Ze’ev Rosenkranz, the book’s editor and assistant director/senior editor of the Einstein Papers Project at the California Institute of Technology, was stunned by these diary entries. He told The Guardian on June 12, “I think a lot of comments strike us as pretty unpleasant – what he says about the Chinese in particular. They’re kind of in contrast to the public image of the great humanitarian icon. I think it’s quite a shock to read those and contrast them with his more public statements. They’re more off guard, he didn’t intend them for publication.”
Fair enough, but let’s examine this matter a bit more closely.
How many CJN readers were really that shocked to learn that Einstein privately held racist views against Asians? Yes, it wasn’t public knowledge – and it’s entirely possible these positions either modified or disappeared before his death in 1955. But it would have been foolish to assume Einstein was some sort of radical free thinker in an era when prejudice and distrust were commonplace in every nook and cranny of the world.
Or, are you one of those incredibly naive souls who actually believed Einstein’s Jewish background would have precluded him from being a bigot?
Well, it doesn’t. There have been Jews throughout history who have robbed, cheated, murdered and, like Einstein, hated others for inexplicable reasons. Just like every other religious and racial community, as it happens.
South China Morning Post senior writer Alex Lo summed it up nicely when he wrote on June 15, “Einstein was a deeply flawed human being. Should that surprise anyone who knows something of human nature. Only saints are saints. W. B. Yeats famously wrote: “The intellect of man is forced to choose/Perfection of the life, or of the work.””

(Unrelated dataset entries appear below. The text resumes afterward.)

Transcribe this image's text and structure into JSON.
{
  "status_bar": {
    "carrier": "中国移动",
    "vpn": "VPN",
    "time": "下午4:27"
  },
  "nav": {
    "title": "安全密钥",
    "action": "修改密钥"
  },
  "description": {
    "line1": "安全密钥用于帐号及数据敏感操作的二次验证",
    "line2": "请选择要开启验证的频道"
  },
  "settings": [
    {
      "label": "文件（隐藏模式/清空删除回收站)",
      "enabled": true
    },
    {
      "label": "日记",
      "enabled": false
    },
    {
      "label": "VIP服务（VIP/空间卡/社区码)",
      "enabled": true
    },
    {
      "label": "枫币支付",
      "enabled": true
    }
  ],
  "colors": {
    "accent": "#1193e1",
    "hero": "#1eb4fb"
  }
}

Einstein may have successfully separated his public humanitarian image from his private racist views longer than most. Yet, the man who discovered the theory of relativity and revolutionized the scientific community was far from perfect – and a by-product of his time.